Recently, a crane collapsed in New York. Investigators claim that a failure of the hoist system in the crane is the suspected cause of the tragic construction accident, which led to one death and three injuries.
The project was run by the Metropolitan Transit Authority, which is claiming that blame should not be cast on them. Instead, the agency is highlighting the crane’s inspection history as an area to be considered when deciding who is at fault for the accident.
Both the New York City Department of Buildings and the MTA deny blame for the accident. The crane was setting rebar cages at the time of the collapse when the boom snapped, falling to the ground in two separate pieces. One of the pieces landed on a 30-year-old laborer, who was working as a subcontractor, killing him. After the collapse, work at the site was stopped for almost a week, and the MTA ordered all cranes on any of their jobsites be inspected.
The crane was owned by Yonkers Contracting Co., which claims it was inspected last July and passed that inspection.
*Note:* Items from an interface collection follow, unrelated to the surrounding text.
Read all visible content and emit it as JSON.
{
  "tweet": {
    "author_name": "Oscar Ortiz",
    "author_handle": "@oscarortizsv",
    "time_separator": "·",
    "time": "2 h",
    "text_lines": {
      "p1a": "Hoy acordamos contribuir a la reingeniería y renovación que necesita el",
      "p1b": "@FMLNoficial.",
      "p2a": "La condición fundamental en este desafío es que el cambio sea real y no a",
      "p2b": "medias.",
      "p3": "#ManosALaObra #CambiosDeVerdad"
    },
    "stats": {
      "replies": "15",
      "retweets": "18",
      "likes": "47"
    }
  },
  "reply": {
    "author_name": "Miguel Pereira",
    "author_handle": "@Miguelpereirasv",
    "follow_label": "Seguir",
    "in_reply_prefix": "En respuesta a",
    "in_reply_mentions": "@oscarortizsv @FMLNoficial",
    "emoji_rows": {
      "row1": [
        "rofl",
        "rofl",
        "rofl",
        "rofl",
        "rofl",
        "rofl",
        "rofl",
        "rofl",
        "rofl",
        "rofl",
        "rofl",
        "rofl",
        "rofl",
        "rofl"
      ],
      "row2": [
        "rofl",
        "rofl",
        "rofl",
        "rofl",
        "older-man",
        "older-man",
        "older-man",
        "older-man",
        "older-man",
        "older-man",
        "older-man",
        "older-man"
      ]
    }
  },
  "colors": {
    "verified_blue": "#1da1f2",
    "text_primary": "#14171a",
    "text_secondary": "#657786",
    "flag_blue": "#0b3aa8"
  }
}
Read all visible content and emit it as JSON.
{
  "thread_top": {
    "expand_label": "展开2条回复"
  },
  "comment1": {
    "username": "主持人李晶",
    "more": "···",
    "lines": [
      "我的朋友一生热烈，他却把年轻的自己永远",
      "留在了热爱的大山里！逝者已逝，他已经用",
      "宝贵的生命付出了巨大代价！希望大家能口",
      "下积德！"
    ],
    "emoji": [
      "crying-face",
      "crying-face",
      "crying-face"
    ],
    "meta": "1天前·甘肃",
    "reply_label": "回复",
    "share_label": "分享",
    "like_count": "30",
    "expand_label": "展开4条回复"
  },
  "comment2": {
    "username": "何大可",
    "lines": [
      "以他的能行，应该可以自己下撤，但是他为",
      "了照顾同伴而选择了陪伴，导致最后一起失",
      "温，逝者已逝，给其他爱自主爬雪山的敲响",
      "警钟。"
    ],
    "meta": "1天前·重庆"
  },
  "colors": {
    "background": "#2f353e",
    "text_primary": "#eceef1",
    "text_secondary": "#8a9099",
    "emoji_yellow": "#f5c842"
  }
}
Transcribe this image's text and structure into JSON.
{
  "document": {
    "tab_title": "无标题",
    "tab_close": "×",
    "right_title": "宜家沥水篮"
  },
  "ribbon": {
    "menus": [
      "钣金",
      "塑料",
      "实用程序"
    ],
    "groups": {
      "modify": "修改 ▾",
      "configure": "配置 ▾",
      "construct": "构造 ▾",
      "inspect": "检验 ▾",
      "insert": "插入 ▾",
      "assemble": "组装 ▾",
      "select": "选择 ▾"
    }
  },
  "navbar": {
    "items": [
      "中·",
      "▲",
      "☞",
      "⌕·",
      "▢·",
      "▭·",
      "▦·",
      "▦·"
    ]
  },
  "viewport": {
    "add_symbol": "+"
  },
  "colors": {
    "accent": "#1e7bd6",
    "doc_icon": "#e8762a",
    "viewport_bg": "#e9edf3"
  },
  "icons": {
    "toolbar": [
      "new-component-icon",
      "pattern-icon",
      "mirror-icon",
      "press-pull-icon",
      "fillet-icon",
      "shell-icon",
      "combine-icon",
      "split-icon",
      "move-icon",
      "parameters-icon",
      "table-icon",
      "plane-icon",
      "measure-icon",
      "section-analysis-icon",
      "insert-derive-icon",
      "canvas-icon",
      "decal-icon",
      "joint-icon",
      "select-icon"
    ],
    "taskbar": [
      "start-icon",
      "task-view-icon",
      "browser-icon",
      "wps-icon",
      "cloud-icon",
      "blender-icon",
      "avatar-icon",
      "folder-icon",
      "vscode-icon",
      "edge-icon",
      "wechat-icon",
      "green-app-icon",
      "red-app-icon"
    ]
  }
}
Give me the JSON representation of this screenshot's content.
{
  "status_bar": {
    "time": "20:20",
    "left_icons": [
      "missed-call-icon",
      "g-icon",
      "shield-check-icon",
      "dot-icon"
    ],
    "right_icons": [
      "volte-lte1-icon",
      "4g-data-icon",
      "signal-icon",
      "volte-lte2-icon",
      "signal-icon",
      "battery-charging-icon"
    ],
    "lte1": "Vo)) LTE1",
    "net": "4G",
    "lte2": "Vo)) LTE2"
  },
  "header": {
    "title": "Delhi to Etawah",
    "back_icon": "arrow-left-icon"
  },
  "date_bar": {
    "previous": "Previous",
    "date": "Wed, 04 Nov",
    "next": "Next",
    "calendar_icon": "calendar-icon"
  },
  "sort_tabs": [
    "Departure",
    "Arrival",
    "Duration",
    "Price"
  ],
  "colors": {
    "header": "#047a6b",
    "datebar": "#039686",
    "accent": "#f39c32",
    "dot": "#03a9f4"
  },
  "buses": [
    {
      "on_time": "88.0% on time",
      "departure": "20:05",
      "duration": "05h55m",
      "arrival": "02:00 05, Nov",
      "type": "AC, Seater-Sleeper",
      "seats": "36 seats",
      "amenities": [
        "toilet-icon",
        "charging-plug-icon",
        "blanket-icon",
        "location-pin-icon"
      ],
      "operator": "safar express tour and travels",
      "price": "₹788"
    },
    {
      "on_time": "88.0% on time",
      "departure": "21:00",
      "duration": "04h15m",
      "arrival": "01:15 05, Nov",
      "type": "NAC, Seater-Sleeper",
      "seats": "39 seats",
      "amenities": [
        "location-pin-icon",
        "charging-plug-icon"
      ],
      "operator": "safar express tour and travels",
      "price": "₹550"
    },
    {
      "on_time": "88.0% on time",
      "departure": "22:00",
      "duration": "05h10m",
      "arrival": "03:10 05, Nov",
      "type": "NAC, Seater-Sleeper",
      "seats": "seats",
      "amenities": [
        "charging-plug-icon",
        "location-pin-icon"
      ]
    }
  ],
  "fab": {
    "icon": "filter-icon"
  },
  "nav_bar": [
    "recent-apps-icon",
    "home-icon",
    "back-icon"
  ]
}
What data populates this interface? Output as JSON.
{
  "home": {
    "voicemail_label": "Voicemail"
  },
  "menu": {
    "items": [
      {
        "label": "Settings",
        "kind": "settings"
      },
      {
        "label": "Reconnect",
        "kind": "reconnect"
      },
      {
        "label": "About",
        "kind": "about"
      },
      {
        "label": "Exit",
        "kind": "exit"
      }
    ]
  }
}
This same crane was scheduled to be inspected again last January; however, the inspection was suspended because the crane was in use at the time the inspectors arrived. The inspection was rescheduled for April 5 — two days after the accident.
The city has also begun to criticize New York state regulations. The MTA is a state-funded agency, and was allowed to move forward with a construction project that takes place on city property, but was not forced to follow construction laws of the city. To date, the MTA has not released a copy of their inspections, only releasing inspections performed by the DOB.
Source: Engineering News-Record, “Latest New York City Crane Fatality Puts Two Public Agencies at Odds,” Jack Buehrer, April 11, 2012